**Records excerpted from a collection**
────────

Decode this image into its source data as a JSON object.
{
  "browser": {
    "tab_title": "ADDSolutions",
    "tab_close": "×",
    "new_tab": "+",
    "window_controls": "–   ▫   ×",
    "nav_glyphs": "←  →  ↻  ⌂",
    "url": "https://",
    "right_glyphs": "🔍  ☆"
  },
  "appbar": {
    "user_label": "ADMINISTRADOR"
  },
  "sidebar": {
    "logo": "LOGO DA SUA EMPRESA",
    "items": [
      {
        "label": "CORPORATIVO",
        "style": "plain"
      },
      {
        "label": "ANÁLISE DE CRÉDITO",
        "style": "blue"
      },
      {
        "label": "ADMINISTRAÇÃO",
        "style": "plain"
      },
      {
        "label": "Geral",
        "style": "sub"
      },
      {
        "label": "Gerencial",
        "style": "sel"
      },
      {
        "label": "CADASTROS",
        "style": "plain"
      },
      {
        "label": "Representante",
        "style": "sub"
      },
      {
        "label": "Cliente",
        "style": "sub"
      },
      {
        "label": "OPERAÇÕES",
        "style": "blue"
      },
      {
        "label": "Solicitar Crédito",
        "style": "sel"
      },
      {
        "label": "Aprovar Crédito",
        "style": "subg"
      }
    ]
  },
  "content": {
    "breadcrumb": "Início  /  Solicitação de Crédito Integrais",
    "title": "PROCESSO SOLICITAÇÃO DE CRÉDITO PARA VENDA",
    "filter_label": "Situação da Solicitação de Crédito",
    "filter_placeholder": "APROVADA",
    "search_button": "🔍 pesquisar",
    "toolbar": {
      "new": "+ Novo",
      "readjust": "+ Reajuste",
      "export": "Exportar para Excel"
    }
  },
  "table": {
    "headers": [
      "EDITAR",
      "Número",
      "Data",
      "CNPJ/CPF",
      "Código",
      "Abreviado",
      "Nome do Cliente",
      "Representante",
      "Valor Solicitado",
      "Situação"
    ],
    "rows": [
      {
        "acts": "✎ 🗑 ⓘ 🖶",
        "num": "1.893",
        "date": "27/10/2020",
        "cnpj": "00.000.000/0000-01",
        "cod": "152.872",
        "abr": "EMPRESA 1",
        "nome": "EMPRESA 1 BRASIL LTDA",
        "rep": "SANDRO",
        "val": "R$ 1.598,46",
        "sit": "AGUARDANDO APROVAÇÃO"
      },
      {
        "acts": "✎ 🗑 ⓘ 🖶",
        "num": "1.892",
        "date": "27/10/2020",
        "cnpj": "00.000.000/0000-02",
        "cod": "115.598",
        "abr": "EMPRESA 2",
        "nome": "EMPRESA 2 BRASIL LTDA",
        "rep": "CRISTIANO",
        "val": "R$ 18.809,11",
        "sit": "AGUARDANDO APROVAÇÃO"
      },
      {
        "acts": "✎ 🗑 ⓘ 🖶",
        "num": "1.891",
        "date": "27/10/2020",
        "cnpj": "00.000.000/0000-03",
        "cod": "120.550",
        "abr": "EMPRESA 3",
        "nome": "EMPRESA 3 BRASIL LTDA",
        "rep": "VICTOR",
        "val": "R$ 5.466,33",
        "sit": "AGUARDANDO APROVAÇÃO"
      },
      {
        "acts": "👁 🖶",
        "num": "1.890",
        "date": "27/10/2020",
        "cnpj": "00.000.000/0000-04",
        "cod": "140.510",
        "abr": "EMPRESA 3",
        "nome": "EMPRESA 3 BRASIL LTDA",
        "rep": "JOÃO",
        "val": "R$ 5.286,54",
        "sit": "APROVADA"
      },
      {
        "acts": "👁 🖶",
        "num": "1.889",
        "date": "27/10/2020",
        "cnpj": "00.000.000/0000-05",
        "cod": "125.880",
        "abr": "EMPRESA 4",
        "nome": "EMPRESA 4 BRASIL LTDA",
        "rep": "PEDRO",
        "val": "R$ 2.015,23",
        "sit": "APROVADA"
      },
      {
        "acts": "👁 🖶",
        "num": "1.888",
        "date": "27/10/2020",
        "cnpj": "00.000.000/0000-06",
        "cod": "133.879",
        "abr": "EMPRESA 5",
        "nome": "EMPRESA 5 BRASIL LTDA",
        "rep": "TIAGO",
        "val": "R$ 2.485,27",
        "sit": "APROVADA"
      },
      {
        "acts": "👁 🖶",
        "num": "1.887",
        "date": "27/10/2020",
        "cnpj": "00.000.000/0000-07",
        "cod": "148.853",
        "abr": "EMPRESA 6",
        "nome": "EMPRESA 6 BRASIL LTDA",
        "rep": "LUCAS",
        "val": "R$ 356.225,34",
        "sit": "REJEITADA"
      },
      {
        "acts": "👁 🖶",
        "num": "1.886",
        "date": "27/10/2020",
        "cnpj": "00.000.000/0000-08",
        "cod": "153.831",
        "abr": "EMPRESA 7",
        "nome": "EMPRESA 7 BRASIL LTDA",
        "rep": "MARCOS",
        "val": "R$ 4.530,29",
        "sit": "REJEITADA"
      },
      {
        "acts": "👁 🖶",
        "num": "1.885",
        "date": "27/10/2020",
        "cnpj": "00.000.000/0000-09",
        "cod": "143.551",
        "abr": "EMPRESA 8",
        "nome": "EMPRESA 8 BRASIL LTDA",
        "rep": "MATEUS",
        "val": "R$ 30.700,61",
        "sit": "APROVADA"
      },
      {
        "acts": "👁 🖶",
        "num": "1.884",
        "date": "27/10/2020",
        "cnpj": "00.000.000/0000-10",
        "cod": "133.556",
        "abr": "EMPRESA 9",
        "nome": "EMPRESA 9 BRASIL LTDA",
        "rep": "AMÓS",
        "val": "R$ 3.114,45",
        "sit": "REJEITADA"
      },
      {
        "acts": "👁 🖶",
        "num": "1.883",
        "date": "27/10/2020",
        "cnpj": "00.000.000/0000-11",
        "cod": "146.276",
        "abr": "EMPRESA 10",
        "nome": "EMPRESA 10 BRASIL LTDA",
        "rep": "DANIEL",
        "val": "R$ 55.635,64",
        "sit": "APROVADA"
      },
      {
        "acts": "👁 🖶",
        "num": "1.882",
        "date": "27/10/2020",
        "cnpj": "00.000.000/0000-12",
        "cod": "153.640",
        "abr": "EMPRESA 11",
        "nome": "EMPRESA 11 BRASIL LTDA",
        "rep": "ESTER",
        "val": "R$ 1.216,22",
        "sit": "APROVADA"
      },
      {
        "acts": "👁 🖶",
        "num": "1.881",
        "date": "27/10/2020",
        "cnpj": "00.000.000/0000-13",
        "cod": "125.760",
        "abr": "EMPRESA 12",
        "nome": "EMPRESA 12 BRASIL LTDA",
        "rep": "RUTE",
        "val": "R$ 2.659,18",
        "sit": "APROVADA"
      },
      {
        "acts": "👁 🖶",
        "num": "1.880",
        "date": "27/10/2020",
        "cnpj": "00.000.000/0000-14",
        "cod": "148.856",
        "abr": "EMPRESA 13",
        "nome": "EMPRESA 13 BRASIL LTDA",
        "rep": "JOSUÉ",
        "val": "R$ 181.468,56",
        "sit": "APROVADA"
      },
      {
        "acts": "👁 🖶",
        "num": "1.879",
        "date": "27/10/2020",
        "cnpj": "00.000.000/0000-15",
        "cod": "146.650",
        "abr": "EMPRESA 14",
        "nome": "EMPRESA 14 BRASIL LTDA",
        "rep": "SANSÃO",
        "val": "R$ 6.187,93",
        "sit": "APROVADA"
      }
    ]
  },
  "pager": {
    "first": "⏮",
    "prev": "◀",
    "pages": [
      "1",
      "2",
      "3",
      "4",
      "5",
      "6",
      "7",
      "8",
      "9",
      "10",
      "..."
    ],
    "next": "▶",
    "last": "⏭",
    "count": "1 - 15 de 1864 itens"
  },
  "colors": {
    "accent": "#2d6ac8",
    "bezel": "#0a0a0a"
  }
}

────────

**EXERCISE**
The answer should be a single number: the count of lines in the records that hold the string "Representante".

**SOLUTION**
2